Saved data entries:

=== Section Start ===

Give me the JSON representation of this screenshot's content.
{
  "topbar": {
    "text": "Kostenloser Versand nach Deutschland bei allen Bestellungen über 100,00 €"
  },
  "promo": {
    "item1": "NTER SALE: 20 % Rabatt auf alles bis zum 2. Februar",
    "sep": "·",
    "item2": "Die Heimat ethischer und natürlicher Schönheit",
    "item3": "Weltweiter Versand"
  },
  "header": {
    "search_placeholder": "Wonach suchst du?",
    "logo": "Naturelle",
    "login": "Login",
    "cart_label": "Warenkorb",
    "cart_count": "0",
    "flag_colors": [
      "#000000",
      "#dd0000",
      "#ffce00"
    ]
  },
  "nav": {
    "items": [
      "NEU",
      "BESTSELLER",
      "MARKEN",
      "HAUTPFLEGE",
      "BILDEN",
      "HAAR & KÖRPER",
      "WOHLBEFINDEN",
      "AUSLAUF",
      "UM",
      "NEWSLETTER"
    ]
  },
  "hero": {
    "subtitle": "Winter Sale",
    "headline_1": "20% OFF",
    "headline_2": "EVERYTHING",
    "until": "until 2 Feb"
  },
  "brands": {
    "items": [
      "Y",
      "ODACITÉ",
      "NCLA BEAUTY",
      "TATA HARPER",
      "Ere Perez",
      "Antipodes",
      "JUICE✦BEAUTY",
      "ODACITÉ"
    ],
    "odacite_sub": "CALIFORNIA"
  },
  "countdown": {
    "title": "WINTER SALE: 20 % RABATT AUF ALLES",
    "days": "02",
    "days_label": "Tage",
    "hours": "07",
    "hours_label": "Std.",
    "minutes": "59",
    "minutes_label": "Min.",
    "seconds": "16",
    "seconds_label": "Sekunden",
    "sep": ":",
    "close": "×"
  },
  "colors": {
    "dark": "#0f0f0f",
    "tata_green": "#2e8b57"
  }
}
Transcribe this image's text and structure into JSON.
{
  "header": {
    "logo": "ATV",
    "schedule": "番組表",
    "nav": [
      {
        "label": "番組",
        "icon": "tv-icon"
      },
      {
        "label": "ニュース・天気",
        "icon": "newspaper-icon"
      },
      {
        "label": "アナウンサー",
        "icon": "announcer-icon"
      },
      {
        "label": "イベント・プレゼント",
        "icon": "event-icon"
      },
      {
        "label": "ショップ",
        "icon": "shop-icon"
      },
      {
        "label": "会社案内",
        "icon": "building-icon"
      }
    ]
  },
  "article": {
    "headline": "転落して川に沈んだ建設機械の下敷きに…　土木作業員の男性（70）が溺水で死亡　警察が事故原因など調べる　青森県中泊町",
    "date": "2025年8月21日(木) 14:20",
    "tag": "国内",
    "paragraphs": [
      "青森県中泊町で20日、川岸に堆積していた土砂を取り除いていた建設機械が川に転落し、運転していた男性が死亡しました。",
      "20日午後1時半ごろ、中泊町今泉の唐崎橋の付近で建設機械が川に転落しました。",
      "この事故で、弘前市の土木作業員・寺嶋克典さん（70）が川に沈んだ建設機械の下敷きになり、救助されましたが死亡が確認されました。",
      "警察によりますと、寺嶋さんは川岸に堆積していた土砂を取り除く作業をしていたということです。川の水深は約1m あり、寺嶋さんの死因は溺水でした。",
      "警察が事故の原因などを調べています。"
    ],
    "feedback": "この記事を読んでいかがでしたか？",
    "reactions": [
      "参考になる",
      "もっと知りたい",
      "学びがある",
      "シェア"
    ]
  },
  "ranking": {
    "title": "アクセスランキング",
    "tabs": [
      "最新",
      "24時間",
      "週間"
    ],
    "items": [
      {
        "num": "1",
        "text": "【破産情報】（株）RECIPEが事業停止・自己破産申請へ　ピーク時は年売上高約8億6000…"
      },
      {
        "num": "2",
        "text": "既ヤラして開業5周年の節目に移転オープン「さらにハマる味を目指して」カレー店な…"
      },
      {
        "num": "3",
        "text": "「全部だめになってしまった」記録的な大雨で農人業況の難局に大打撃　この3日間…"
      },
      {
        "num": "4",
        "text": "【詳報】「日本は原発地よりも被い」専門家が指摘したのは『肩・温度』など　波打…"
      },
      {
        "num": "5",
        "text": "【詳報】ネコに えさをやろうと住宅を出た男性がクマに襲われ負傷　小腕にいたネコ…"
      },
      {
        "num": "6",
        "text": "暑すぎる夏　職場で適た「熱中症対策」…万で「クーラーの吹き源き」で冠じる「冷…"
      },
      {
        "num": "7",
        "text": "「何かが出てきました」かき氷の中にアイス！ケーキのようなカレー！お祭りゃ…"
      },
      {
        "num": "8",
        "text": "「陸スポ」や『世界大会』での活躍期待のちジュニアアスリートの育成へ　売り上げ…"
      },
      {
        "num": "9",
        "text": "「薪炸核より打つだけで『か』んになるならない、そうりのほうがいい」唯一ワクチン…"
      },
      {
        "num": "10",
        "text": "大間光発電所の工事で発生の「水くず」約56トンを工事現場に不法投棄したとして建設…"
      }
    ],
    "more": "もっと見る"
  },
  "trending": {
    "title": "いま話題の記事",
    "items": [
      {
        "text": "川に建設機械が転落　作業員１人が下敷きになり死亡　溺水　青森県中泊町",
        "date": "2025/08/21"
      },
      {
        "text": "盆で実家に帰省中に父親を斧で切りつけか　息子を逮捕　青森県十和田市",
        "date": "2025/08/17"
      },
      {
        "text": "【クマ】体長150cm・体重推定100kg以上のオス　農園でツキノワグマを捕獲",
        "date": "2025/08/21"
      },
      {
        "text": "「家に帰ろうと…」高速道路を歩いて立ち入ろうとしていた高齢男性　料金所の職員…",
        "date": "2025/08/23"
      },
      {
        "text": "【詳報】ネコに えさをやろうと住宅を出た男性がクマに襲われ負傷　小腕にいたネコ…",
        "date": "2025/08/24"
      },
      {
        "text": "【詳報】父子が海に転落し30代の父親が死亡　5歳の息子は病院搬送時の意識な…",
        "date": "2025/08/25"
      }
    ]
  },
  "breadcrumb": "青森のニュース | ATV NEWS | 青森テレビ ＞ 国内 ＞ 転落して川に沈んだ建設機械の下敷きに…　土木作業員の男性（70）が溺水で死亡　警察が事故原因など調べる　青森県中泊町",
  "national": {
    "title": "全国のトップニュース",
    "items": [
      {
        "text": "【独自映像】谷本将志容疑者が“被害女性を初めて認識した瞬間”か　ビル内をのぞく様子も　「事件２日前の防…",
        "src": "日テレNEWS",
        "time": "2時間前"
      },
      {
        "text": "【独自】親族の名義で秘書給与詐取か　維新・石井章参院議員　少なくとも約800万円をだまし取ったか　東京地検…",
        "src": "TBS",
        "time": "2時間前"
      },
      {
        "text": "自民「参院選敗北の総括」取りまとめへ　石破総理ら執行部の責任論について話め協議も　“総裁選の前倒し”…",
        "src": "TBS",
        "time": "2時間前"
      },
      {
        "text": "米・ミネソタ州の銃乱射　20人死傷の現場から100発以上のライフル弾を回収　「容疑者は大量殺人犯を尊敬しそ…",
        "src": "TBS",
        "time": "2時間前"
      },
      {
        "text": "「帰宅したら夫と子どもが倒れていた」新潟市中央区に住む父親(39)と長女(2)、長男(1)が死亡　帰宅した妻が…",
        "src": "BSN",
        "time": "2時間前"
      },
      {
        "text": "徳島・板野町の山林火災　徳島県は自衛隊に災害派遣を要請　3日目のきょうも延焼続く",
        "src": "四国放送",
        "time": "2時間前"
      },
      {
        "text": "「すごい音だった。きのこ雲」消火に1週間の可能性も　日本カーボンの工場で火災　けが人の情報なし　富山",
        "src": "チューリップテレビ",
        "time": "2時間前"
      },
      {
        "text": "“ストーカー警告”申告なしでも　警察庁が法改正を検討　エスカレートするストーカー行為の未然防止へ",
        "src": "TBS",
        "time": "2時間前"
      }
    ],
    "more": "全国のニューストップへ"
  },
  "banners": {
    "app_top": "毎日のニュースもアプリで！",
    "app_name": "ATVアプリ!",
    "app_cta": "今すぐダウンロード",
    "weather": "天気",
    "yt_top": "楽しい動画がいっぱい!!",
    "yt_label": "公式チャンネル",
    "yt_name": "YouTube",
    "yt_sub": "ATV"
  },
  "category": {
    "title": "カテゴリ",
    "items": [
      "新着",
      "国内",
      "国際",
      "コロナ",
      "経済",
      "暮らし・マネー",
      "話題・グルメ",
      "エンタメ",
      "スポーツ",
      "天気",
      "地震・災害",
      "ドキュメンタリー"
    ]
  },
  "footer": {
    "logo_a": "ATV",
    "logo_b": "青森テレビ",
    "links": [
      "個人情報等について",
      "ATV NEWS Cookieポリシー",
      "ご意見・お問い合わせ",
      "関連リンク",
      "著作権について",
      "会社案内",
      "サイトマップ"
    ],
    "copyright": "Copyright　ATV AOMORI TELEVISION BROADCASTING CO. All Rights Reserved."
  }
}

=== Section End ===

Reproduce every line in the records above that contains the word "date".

* **Expected answer**:
    "date": "2025年8月21日(木) 14:20",
        "date": "2025/08/21"
        "date": "2025/08/17"
        "date": "2025/08/21"
        "date": "2025/08/23"
        "date": "2025/08/24"
        "date": "2025/08/25"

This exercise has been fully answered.